* Activity: Scan the records and identify every line in which the string "Safe" occurs, then return those lines.

* Information supplied:

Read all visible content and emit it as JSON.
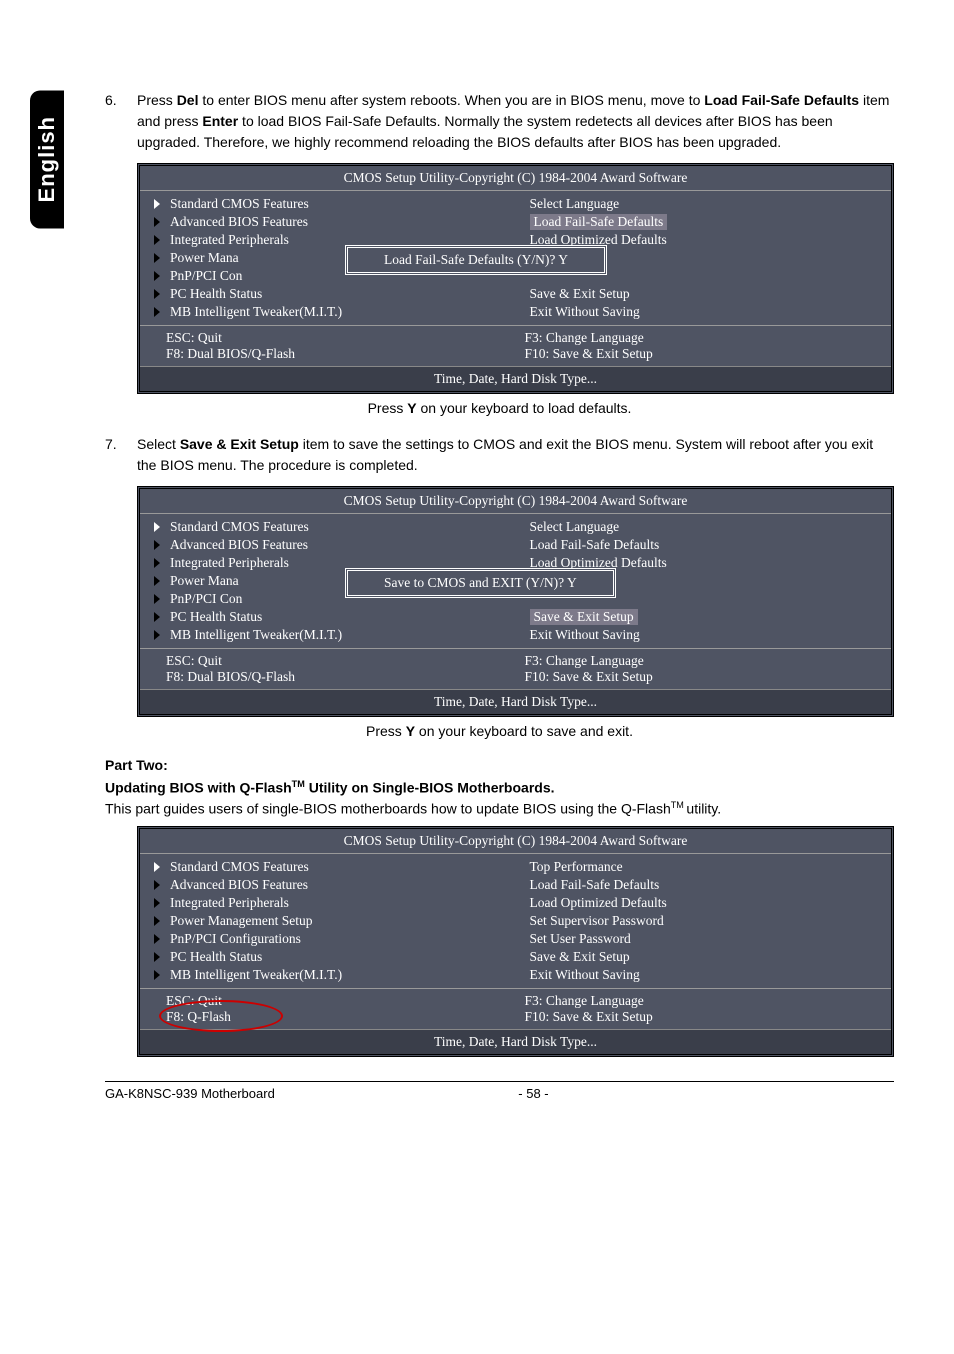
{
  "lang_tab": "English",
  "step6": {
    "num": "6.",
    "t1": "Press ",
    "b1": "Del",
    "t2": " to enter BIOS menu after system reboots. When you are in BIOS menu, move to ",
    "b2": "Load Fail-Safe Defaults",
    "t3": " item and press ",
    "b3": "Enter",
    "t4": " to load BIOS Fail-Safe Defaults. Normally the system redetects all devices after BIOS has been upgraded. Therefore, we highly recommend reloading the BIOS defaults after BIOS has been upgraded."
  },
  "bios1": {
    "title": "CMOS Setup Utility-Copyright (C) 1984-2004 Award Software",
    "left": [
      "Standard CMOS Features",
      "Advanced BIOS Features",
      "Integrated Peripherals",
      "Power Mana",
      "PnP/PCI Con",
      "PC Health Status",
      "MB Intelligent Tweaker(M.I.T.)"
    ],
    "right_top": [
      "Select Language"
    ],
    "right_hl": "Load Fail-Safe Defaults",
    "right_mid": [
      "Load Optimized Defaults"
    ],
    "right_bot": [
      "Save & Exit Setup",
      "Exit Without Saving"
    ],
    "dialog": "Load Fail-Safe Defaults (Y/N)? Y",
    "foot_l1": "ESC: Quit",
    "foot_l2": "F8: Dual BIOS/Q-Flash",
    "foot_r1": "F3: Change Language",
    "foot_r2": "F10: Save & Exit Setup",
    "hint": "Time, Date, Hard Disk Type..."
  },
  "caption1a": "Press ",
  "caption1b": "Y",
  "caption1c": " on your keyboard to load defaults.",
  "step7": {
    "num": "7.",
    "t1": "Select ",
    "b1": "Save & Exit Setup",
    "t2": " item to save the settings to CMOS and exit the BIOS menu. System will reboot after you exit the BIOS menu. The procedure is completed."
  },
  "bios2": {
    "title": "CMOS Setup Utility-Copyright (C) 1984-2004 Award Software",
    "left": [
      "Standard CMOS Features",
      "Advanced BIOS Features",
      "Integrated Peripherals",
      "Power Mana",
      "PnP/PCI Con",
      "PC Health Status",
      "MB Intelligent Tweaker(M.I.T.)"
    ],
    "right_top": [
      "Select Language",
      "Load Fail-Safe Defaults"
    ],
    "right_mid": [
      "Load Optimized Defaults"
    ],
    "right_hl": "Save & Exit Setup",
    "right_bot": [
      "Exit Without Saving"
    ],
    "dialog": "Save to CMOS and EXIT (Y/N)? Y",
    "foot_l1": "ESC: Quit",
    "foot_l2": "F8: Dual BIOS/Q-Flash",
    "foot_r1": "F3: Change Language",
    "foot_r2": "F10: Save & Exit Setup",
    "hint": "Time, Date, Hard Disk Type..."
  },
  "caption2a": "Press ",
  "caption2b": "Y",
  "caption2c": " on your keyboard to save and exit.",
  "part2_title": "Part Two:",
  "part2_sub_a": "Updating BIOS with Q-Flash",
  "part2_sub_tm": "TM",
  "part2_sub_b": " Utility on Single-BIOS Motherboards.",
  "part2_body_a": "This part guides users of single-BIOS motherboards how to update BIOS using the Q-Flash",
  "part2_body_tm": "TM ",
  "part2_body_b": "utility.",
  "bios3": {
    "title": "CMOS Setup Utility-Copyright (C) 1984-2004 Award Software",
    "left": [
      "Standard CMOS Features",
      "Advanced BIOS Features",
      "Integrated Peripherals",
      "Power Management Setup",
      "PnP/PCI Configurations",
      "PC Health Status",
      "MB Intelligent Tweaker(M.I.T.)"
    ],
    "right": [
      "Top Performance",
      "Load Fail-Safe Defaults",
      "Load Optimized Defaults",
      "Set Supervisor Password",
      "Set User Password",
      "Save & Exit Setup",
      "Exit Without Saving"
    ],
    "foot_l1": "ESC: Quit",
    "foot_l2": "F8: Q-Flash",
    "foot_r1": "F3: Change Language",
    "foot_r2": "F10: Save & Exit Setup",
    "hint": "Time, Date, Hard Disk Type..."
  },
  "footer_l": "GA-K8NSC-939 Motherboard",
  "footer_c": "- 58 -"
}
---
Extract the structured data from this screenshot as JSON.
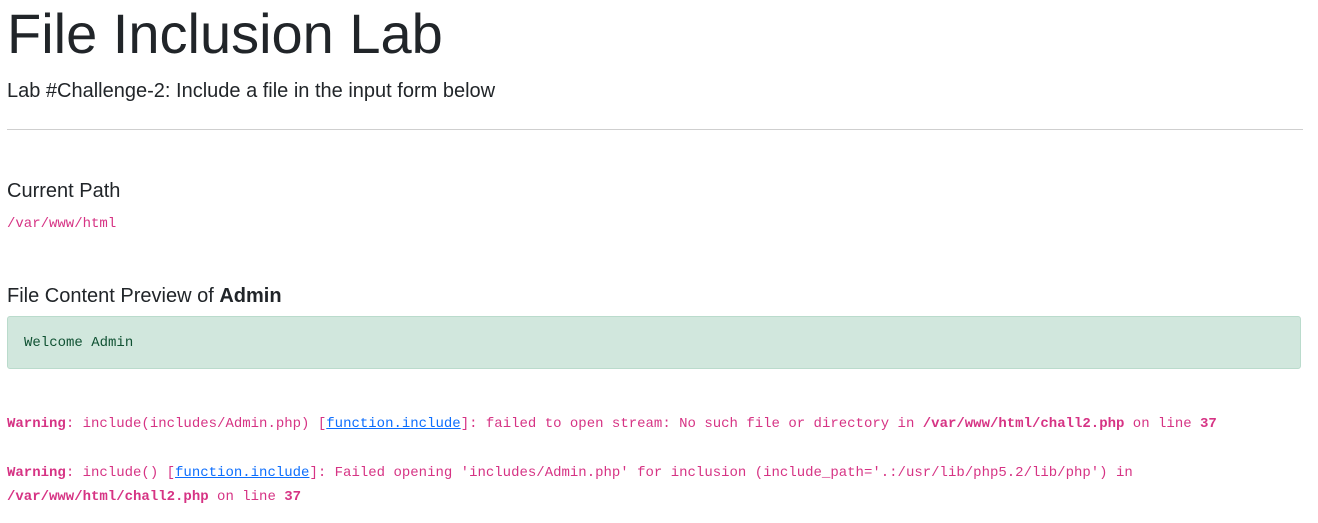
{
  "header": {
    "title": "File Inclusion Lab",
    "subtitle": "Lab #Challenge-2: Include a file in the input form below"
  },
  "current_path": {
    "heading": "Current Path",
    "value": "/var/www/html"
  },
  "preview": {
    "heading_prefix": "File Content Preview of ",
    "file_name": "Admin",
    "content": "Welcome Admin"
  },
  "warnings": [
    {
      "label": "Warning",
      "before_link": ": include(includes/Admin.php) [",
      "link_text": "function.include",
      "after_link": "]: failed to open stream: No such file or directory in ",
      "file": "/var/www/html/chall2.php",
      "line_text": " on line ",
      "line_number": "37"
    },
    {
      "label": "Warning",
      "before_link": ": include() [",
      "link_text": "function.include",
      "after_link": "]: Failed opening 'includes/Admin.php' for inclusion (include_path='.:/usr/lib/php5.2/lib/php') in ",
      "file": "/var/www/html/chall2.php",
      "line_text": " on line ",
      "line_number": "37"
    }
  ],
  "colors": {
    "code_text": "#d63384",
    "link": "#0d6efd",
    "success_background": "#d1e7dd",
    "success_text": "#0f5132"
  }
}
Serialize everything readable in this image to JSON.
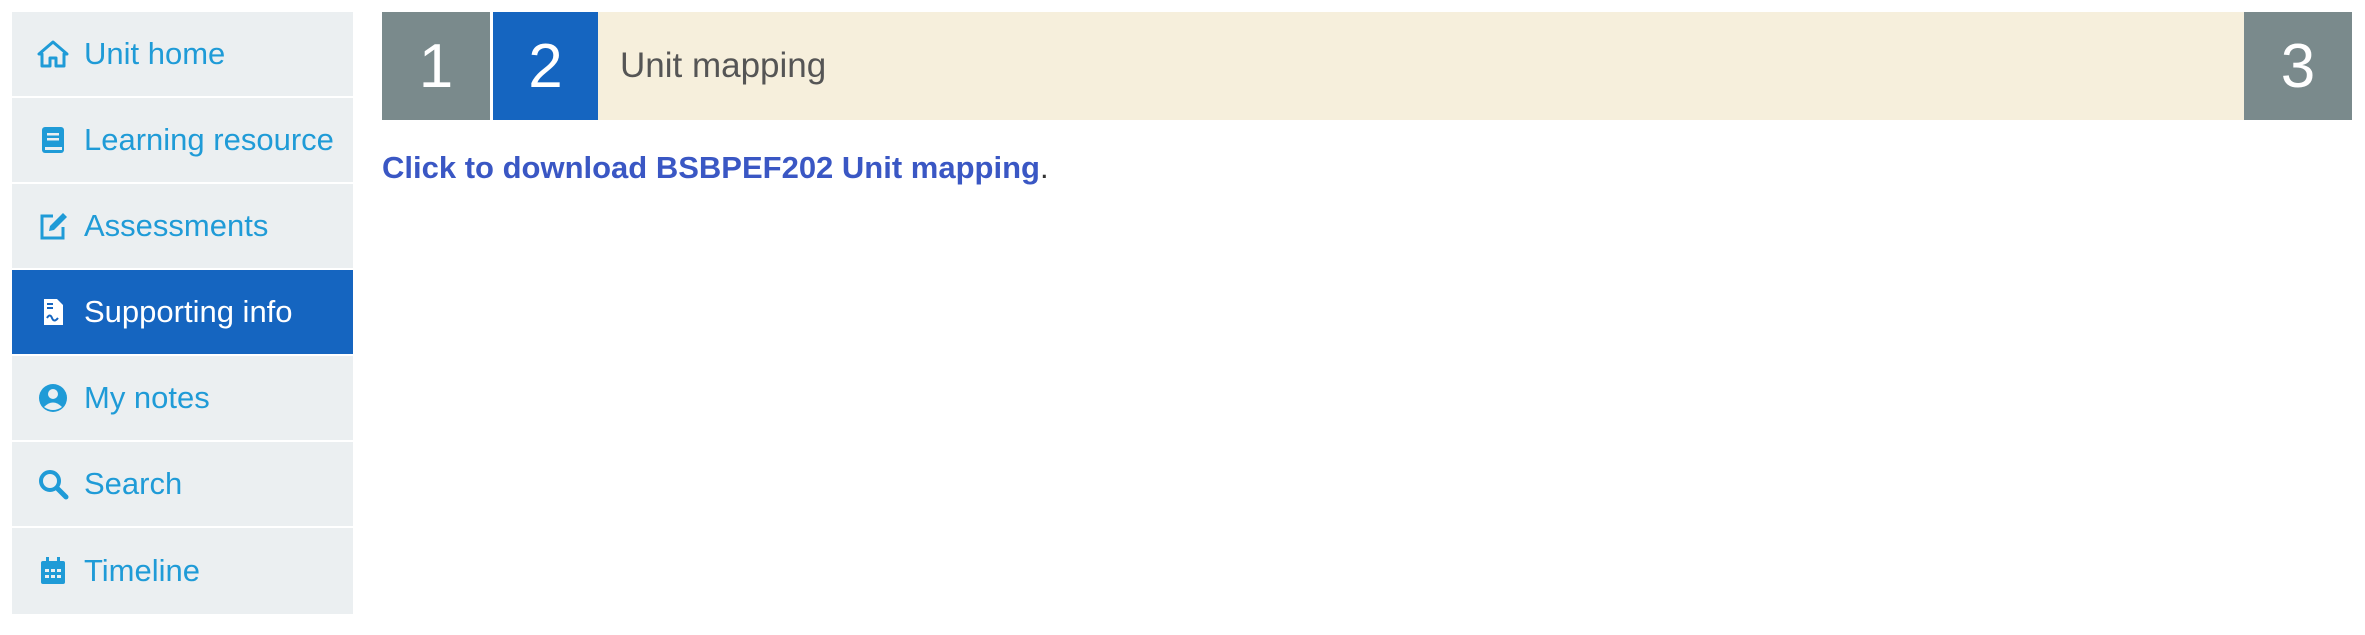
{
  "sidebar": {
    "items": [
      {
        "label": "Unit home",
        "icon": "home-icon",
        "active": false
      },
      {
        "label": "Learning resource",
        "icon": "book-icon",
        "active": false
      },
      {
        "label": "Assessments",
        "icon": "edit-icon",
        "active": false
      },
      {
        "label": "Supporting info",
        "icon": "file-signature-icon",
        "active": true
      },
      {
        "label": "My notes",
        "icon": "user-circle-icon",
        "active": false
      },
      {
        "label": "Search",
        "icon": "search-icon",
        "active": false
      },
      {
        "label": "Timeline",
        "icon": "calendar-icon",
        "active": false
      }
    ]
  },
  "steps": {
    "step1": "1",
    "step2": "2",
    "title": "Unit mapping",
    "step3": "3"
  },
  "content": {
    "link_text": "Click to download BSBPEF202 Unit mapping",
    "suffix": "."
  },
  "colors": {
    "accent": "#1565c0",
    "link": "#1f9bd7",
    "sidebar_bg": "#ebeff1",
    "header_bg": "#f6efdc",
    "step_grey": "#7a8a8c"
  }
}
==
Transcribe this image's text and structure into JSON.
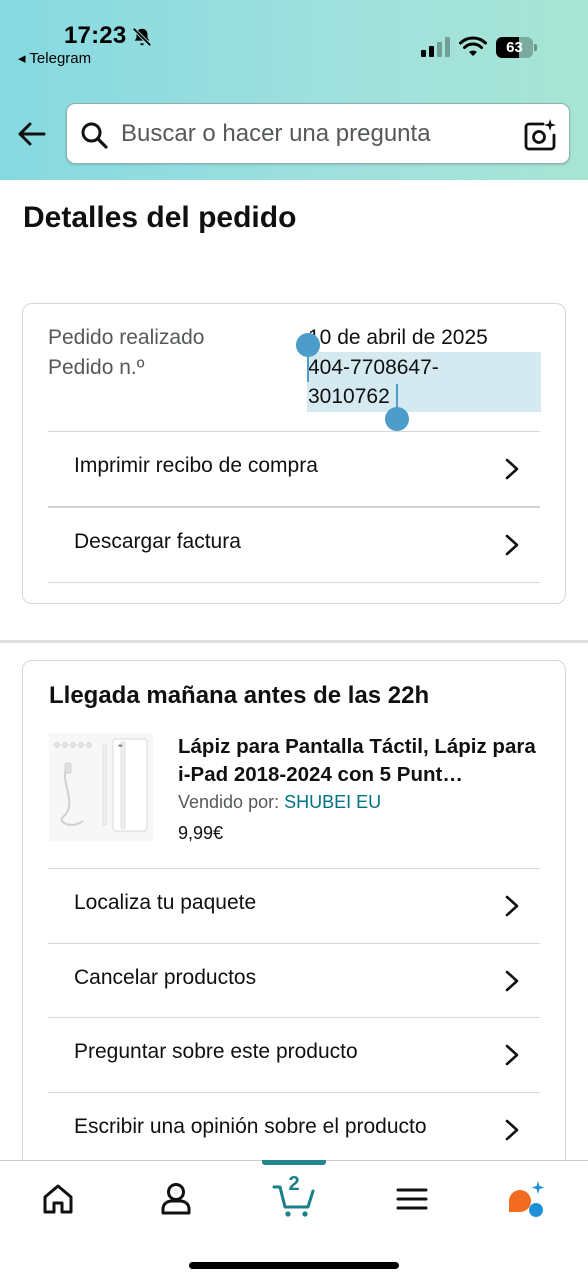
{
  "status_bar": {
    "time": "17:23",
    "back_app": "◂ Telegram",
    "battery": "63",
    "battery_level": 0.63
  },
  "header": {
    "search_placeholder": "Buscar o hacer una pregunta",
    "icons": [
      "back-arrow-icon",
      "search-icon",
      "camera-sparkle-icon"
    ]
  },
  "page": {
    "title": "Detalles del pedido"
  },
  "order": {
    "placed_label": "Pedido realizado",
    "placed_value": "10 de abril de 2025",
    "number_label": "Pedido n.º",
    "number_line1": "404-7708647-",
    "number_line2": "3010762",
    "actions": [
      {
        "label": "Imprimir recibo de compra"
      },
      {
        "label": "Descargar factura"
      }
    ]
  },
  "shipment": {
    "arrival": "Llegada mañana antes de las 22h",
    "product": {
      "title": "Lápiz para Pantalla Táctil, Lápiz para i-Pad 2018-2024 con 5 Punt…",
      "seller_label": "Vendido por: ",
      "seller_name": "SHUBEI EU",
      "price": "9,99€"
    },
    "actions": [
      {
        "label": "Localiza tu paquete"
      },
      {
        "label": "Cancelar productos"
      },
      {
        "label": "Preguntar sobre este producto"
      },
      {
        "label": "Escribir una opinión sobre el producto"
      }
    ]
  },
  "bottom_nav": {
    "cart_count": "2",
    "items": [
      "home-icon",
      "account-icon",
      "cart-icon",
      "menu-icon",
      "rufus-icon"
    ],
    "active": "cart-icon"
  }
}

* Task response:
    "b2": "Load Fail-Safe Defaults",
    "t4": " to load BIOS Fail-Safe Defaults. Normally the system redetects all devices after BIOS has been upgraded. Therefore, we highly recommend reloading the BIOS defaults after BIOS has been upgraded."
    "right_hl": "Load Fail-Safe Defaults",
    "dialog": "Load Fail-Safe Defaults (Y/N)? Y",
      "Load Fail-Safe Defaults"
      "Load Fail-Safe Defaults",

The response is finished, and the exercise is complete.